Ill while on holiday. You can take some matters into your own hands! 

July 2022 ● 5 mins reading time


By: Janna Bailey-de Boer, non-practising General Practitioner and Senior Medical Consultant at Quin.

From diarrhoea to inflamed mosquito bites and from a high fever to a rash. You may not always realise it, but you can fall ill on holiday too. So, what should you do if you experience health problems while abroad? 

We all look forward to spending a few weeks away from the rat race, but there is still a chance you might catch a bug on your well-deserved holiday. Research by the Dutch College of General Practitioners has shown that one in five Dutch people suffered health problems while they were abroad last year. 

The most common complaints? Insect bites, gastrointestinal problems, skin rashes, STIs and earaches after flying or swimming. Not life-threatening conditions, but they can be annoying if you experience any of them during your holiday. And especially if you are in the middle of nowhere. 


Inflamed mosquito bites

I myself have heard countless stories from patients. For example, someone was on holiday on a tropical island in Brazil. It was swarming with mosquitoes, which is nothing strange for a tropical locale. But when he woke up the next morning, his right leg was red and swollen, and he could hardly take a step. 

It was obviously a mosquito bite, so he was not afraid that it was caused by some horrific disease,  yet it was inflamed. So, what is a person to do when they speak almost no Portuguese? Eventually, he started googling, and after a series of panic-inducing articles and photos, he came across a tip for an anti-inflammatory ointment. Using all sorts of hand gestures, he managed to pick some up at a pharmacy, and two days later the symptoms had largely disappeared. 

"We know that when people go on holiday, they first google their symptoms, just like they do at home."

Reliable advice

In the Netherlands, you would go to the doctor with an infection like that. But when abroad, the threshold can tend to be a bit higher because you may not always speak the language, or because the nearest hospital is miles away. At times like that, it is nice not to have to go through a medical merry-go-round. You can generally manage very well with self-care for minor ailments, even on holiday. 

We know that when people go on holiday, they first google their symptoms, just like they do at home. Last year, for example, thirty per cent of ill holidaymakers searched the internet for information about their symptoms. As a GP, you want people to be able to fall back on reliable advice in that jungle of information. This is possible with Ada Health’s symptom checker in the Quin app. 

When you fill it in, you receive a list of possible causes for your symptoms. If self-care is appropriate, you receive advice on how to reduce your symptoms and tips for medication that you can buy over the counter. And if your doctor is affiliated with Quin, you can always ask a question via the chat function. 


Quite costly

Are your complaints urgent and do you need urgent medical assistance? Call the emergency number of the country you are in immediately. Are your symptoms non-life-threatening, but do you want a doctor to examine you anyway?

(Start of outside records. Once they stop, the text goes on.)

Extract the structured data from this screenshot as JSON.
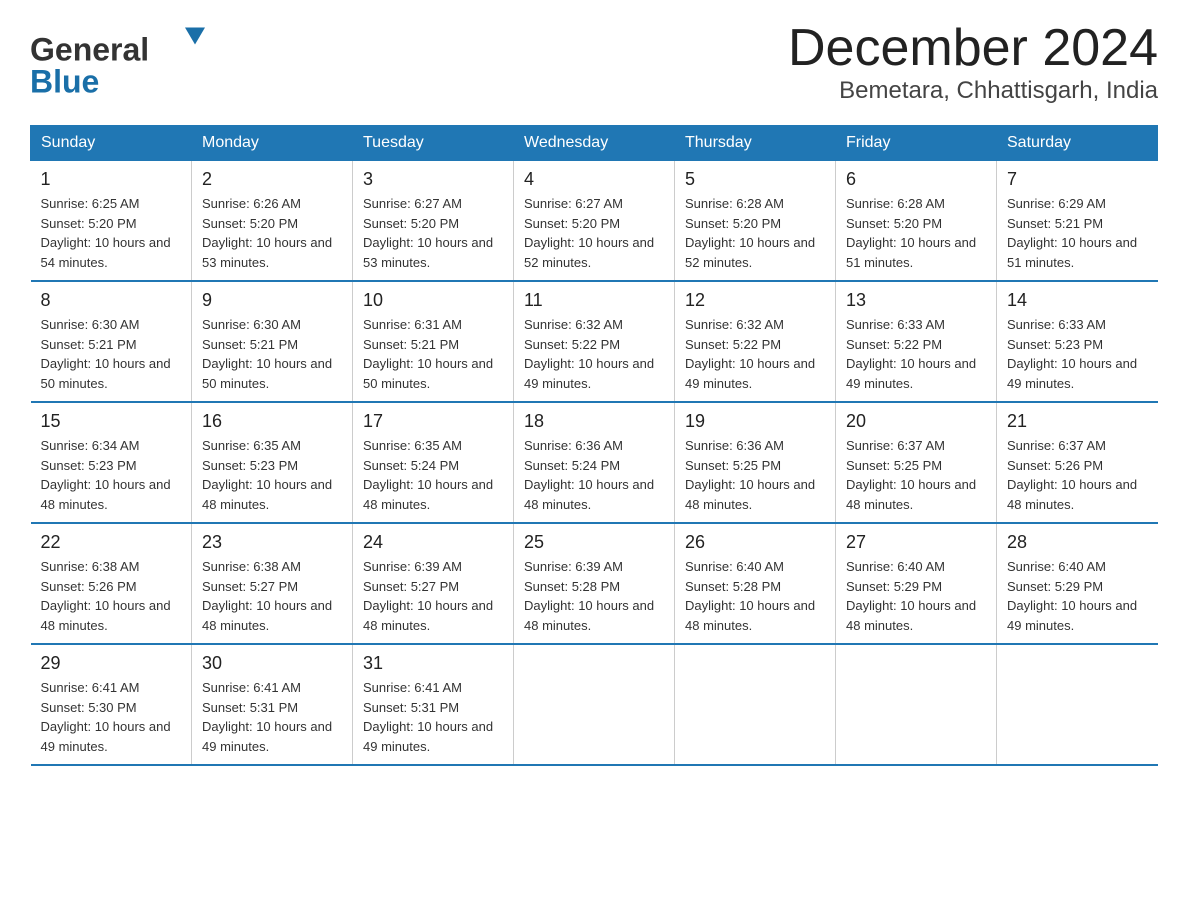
{
  "header": {
    "logo_line1": "General",
    "logo_line2": "Blue",
    "month_title": "December 2024",
    "location": "Bemetara, Chhattisgarh, India"
  },
  "days_of_week": [
    "Sunday",
    "Monday",
    "Tuesday",
    "Wednesday",
    "Thursday",
    "Friday",
    "Saturday"
  ],
  "weeks": [
    [
      {
        "day": "1",
        "sunrise": "6:25 AM",
        "sunset": "5:20 PM",
        "daylight": "10 hours and 54 minutes."
      },
      {
        "day": "2",
        "sunrise": "6:26 AM",
        "sunset": "5:20 PM",
        "daylight": "10 hours and 53 minutes."
      },
      {
        "day": "3",
        "sunrise": "6:27 AM",
        "sunset": "5:20 PM",
        "daylight": "10 hours and 53 minutes."
      },
      {
        "day": "4",
        "sunrise": "6:27 AM",
        "sunset": "5:20 PM",
        "daylight": "10 hours and 52 minutes."
      },
      {
        "day": "5",
        "sunrise": "6:28 AM",
        "sunset": "5:20 PM",
        "daylight": "10 hours and 52 minutes."
      },
      {
        "day": "6",
        "sunrise": "6:28 AM",
        "sunset": "5:20 PM",
        "daylight": "10 hours and 51 minutes."
      },
      {
        "day": "7",
        "sunrise": "6:29 AM",
        "sunset": "5:21 PM",
        "daylight": "10 hours and 51 minutes."
      }
    ],
    [
      {
        "day": "8",
        "sunrise": "6:30 AM",
        "sunset": "5:21 PM",
        "daylight": "10 hours and 50 minutes."
      },
      {
        "day": "9",
        "sunrise": "6:30 AM",
        "sunset": "5:21 PM",
        "daylight": "10 hours and 50 minutes."
      },
      {
        "day": "10",
        "sunrise": "6:31 AM",
        "sunset": "5:21 PM",
        "daylight": "10 hours and 50 minutes."
      },
      {
        "day": "11",
        "sunrise": "6:32 AM",
        "sunset": "5:22 PM",
        "daylight": "10 hours and 49 minutes."
      },
      {
        "day": "12",
        "sunrise": "6:32 AM",
        "sunset": "5:22 PM",
        "daylight": "10 hours and 49 minutes."
      },
      {
        "day": "13",
        "sunrise": "6:33 AM",
        "sunset": "5:22 PM",
        "daylight": "10 hours and 49 minutes."
      },
      {
        "day": "14",
        "sunrise": "6:33 AM",
        "sunset": "5:23 PM",
        "daylight": "10 hours and 49 minutes."
      }
    ],
    [
      {
        "day": "15",
        "sunrise": "6:34 AM",
        "sunset": "5:23 PM",
        "daylight": "10 hours and 48 minutes."
      },
      {
        "day": "16",
        "sunrise": "6:35 AM",
        "sunset": "5:23 PM",
        "daylight": "10 hours and 48 minutes."
      },
      {
        "day": "17",
        "sunrise": "6:35 AM",
        "sunset": "5:24 PM",
        "daylight": "10 hours and 48 minutes."
      },
      {
        "day": "18",
        "sunrise": "6:36 AM",
        "sunset": "5:24 PM",
        "daylight": "10 hours and 48 minutes."
      },
      {
        "day": "19",
        "sunrise": "6:36 AM",
        "sunset": "5:25 PM",
        "daylight": "10 hours and 48 minutes."
      },
      {
        "day": "20",
        "sunrise": "6:37 AM",
        "sunset": "5:25 PM",
        "daylight": "10 hours and 48 minutes."
      },
      {
        "day": "21",
        "sunrise": "6:37 AM",
        "sunset": "5:26 PM",
        "daylight": "10 hours and 48 minutes."
      }
    ],
    [
      {
        "day": "22",
        "sunrise": "6:38 AM",
        "sunset": "5:26 PM",
        "daylight": "10 hours and 48 minutes."
      },
      {
        "day": "23",
        "sunrise": "6:38 AM",
        "sunset": "5:27 PM",
        "daylight": "10 hours and 48 minutes."
      },
      {
        "day": "24",
        "sunrise": "6:39 AM",
        "sunset": "5:27 PM",
        "daylight": "10 hours and 48 minutes."
      },
      {
        "day": "25",
        "sunrise": "6:39 AM",
        "sunset": "5:28 PM",
        "daylight": "10 hours and 48 minutes."
      },
      {
        "day": "26",
        "sunrise": "6:40 AM",
        "sunset": "5:28 PM",
        "daylight": "10 hours and 48 minutes."
      },
      {
        "day": "27",
        "sunrise": "6:40 AM",
        "sunset": "5:29 PM",
        "daylight": "10 hours and 48 minutes."
      },
      {
        "day": "28",
        "sunrise": "6:40 AM",
        "sunset": "5:29 PM",
        "daylight": "10 hours and 49 minutes."
      }
    ],
    [
      {
        "day": "29",
        "sunrise": "6:41 AM",
        "sunset": "5:30 PM",
        "daylight": "10 hours and 49 minutes."
      },
      {
        "day": "30",
        "sunrise": "6:41 AM",
        "sunset": "5:31 PM",
        "daylight": "10 hours and 49 minutes."
      },
      {
        "day": "31",
        "sunrise": "6:41 AM",
        "sunset": "5:31 PM",
        "daylight": "10 hours and 49 minutes."
      },
      {
        "day": "",
        "sunrise": "",
        "sunset": "",
        "daylight": ""
      },
      {
        "day": "",
        "sunrise": "",
        "sunset": "",
        "daylight": ""
      },
      {
        "day": "",
        "sunrise": "",
        "sunset": "",
        "daylight": ""
      },
      {
        "day": "",
        "sunrise": "",
        "sunset": "",
        "daylight": ""
      }
    ]
  ],
  "labels": {
    "sunrise_prefix": "Sunrise: ",
    "sunset_prefix": "Sunset: ",
    "daylight_prefix": "Daylight: "
  }
}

Health care systems vary from country to country. If you are not careful, a doctor’s visit can turn out to be quite costly. It is therefore wise to check with your health insurer first. 

The Quin app is also useful if you have to go to a GP or hospital. With it, you have all your medical data in your GP’s file in your pocket. You can then share this information with the doctors if necessary. 


Well-equipped and well-rested!

Of course, you can also take care of a number of things before going on holiday. For example, read up on common illnesses in your holiday country. Check whether you need vaccinations and save the details of your health insurance and local emergency numbers in your phone. Also bring a first aid kit with painkillers, mosquito repellent, diarrhoea medicines, disinfectants and bandages with you.  

Do you have children? Then also consider bringing ORS for dehydration and worm pills with you. You can buy these at your local chemist’s. Are you visiting areas where access to medical care is limited? Then you can ask your doctor for a course of antibiotics. After all, you will be a lot worse off if you end up with a bacterial infection in the middle of a desert plain or the Peruvian jungle.  

The most important thing? Go on holiday well-rested! You have no idea how often people with stressful lives fall ill on holiday. Just when they are finally relaxing on their lounger by the sea, it strikes. The remedy? A better balance between work and relaxation. And that is something you can start even before your holiday! 

About Quin

Good, accessible healthcare, now and in the future, is essential. Quin contributes by supporting every step in the care process with digital tools. This gives professionals more room for the patient and enables patients to take more control of their care.